>>>

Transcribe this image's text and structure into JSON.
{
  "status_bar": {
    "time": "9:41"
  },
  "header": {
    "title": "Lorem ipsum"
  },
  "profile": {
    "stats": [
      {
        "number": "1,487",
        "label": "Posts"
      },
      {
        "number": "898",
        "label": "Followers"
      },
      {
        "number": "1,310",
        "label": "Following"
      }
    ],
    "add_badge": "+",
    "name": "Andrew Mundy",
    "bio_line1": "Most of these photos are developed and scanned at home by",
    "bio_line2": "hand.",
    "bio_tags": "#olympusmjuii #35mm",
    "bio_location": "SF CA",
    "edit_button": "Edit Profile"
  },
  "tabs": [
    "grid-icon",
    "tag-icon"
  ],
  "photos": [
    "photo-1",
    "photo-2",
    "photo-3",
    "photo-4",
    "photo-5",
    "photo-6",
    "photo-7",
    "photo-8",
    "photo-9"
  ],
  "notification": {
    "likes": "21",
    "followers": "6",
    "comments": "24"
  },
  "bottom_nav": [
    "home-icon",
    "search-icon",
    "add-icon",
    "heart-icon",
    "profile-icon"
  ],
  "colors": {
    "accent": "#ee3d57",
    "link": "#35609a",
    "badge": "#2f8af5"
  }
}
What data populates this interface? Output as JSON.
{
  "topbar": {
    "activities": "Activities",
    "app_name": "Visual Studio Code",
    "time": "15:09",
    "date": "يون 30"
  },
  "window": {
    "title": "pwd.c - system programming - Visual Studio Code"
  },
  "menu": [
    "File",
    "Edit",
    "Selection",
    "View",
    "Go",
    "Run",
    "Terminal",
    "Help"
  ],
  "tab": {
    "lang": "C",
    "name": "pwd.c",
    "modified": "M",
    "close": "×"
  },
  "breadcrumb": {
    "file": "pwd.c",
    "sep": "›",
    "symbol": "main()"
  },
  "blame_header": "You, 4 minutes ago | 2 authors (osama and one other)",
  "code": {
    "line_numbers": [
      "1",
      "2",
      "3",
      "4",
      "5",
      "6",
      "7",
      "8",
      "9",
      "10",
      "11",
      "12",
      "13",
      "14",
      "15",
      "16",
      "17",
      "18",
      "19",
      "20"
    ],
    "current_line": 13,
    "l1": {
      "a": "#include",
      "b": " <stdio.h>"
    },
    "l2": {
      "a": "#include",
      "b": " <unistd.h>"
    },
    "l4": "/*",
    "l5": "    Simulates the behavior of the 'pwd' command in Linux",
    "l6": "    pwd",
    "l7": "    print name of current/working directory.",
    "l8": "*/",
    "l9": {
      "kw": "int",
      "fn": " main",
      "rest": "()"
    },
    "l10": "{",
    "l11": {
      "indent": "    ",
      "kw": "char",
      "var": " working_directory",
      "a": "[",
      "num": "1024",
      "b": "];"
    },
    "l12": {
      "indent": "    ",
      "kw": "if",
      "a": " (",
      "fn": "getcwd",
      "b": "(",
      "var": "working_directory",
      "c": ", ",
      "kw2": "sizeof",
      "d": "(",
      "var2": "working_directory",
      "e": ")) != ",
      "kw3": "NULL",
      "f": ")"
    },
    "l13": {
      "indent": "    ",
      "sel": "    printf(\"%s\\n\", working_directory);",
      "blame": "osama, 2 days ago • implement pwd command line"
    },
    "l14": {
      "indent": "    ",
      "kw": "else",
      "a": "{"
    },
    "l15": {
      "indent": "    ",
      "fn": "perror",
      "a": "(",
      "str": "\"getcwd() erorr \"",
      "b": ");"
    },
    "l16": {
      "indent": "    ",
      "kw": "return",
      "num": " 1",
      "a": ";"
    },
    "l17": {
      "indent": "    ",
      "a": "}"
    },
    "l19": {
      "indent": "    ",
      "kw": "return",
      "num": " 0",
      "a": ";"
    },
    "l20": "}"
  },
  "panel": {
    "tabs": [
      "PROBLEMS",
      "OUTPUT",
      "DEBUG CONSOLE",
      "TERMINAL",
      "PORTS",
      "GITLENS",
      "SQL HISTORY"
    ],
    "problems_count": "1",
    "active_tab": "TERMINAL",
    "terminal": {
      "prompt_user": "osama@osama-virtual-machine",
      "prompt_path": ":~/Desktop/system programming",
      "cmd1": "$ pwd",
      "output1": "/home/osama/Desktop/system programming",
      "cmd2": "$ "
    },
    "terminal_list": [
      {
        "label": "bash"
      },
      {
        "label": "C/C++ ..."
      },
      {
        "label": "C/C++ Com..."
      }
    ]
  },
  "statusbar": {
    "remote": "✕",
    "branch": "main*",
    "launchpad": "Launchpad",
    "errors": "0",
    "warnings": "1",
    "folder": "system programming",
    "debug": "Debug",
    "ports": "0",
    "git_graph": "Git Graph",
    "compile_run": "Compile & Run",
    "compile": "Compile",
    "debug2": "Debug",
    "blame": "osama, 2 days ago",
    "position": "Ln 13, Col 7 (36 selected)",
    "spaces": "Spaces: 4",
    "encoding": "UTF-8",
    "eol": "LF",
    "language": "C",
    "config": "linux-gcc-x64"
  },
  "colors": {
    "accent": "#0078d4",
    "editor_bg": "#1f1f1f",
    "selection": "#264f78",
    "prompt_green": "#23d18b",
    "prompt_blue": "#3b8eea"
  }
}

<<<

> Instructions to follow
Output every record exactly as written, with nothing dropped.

> Response area
Transcribe this image's text and structure into JSON.
{
  "status_bar": {
    "time": "9:41"
  },
  "header": {
    "title": "Lorem ipsum"
  },
  "profile": {
    "stats": [
      {
        "number": "1,487",
        "label": "Posts"
      },
      {
        "number": "898",
        "label": "Followers"
      },
      {
        "number": "1,310",
        "label": "Following"
      }
    ],
    "add_badge": "+",
    "name": "Andrew Mundy",
    "bio_line1": "Most of these photos are developed and scanned at home by",
    "bio_line2": "hand.",
    "bio_tags": "#olympusmjuii #35mm",
    "bio_location": "SF CA",
    "edit_button": "Edit Profile"
  },
  "tabs": [
    "grid-icon",
    "tag-icon"
  ],
  "photos": [
    "photo-1",
    "photo-2",
    "photo-3",
    "photo-4",
    "photo-5",
    "photo-6",
    "photo-7",
    "photo-8",
    "photo-9"
  ],
  "notification": {
    "likes": "21",
    "followers": "6",
    "comments": "24"
  },
  "bottom_nav": [
    "home-icon",
    "search-icon",
    "add-icon",
    "heart-icon",
    "profile-icon"
  ],
  "colors": {
    "accent": "#ee3d57",
    "link": "#35609a",
    "badge": "#2f8af5"
  }
}
What data populates this interface? Output as JSON.
{
  "topbar": {
    "activities": "Activities",
    "app_name": "Visual Studio Code",
    "time": "15:09",
    "date": "يون 30"
  },
  "window": {
    "title": "pwd.c - system programming - Visual Studio Code"
  },
  "menu": [
    "File",
    "Edit",
    "Selection",
    "View",
    "Go",
    "Run",
    "Terminal",
    "Help"
  ],
  "tab": {
    "lang": "C",
    "name": "pwd.c",
    "modified": "M",
    "close": "×"
  },
  "breadcrumb": {
    "file": "pwd.c",
    "sep": "›",
    "symbol": "main()"
  },
  "blame_header": "You, 4 minutes ago | 2 authors (osama and one other)",
  "code": {
    "line_numbers": [
      "1",
      "2",
      "3",
      "4",
      "5",
      "6",
      "7",
      "8",
      "9",
      "10",
      "11",
      "12",
      "13",
      "14",
      "15",
      "16",
      "17",
      "18",
      "19",
      "20"
    ],
    "current_line": 13,
    "l1": {
      "a": "#include",
      "b": " <stdio.h>"
    },
    "l2": {
      "a": "#include",
      "b": " <unistd.h>"
    },
    "l4": "/*",
    "l5": "    Simulates the behavior of the 'pwd' command in Linux",
    "l6": "    pwd",
    "l7": "    print name of current/working directory.",
    "l8": "*/",
    "l9": {
      "kw": "int",
      "fn": " main",
      "rest": "()"
    },
    "l10": "{",
    "l11": {
      "indent": "    ",
      "kw": "char",
      "var": " working_directory",
      "a": "[",
      "num": "1024",
      "b": "];"
    },
    "l12": {
      "indent": "    ",
      "kw": "if",
      "a": " (",
      "fn": "getcwd",
      "b": "(",
      "var": "working_directory",
      "c": ", ",
      "kw2": "sizeof",
      "d": "(",
      "var2": "working_directory",
      "e": ")) != ",
      "kw3": "NULL",
      "f": ")"
    },
    "l13": {
      "indent": "    ",
      "sel": "    printf(\"%s\\n\", working_directory);",
      "blame": "osama, 2 days ago • implement pwd command line"
    },
    "l14": {
      "indent": "    ",
      "kw": "else",
      "a": "{"
    },
    "l15": {
      "indent": "    ",
      "fn": "perror",
      "a": "(",
      "str": "\"getcwd() erorr \"",
      "b": ");"
    },
    "l16": {
      "indent": "    ",
      "kw": "return",
      "num": " 1",
      "a": ";"
    },
    "l17": {
      "indent": "    ",
      "a": "}"
    },
    "l19": {
      "indent": "    ",
      "kw": "return",
      "num": " 0",
      "a": ";"
    },
    "l20": "}"
  },
  "panel": {
    "tabs": [
      "PROBLEMS",
      "OUTPUT",
      "DEBUG CONSOLE",
      "TERMINAL",
      "PORTS",
      "GITLENS",
      "SQL HISTORY"
    ],
    "problems_count": "1",
    "active_tab": "TERMINAL",
    "terminal": {
      "prompt_user": "osama@osama-virtual-machine",
      "prompt_path": ":~/Desktop/system programming",
      "cmd1": "$ pwd",
      "output1": "/home/osama/Desktop/system programming",
      "cmd2": "$ "
    },
    "terminal_list": [
      {
        "label": "bash"
      },
      {
        "label": "C/C++ ..."
      },
      {
        "label": "C/C++ Com..."
      }
    ]
  },
  "statusbar": {
    "remote": "✕",
    "branch": "main*",
    "launchpad": "Launchpad",
    "errors": "0",
    "warnings": "1",
    "folder": "system programming",
    "debug": "Debug",
    "ports": "0",
    "git_graph": "Git Graph",
    "compile_run": "Compile & Run",
    "compile": "Compile",
    "debug2": "Debug",
    "blame": "osama, 2 days ago",
    "position": "Ln 13, Col 7 (36 selected)",
    "spaces": "Spaces: 4",
    "encoding": "UTF-8",
    "eol": "LF",
    "language": "C",
    "config": "linux-gcc-x64"
  },
  "colors": {
    "accent": "#0078d4",
    "editor_bg": "#1f1f1f",
    "selection": "#264f78",
    "prompt_green": "#23d18b",
    "prompt_blue": "#3b8eea"
  }
}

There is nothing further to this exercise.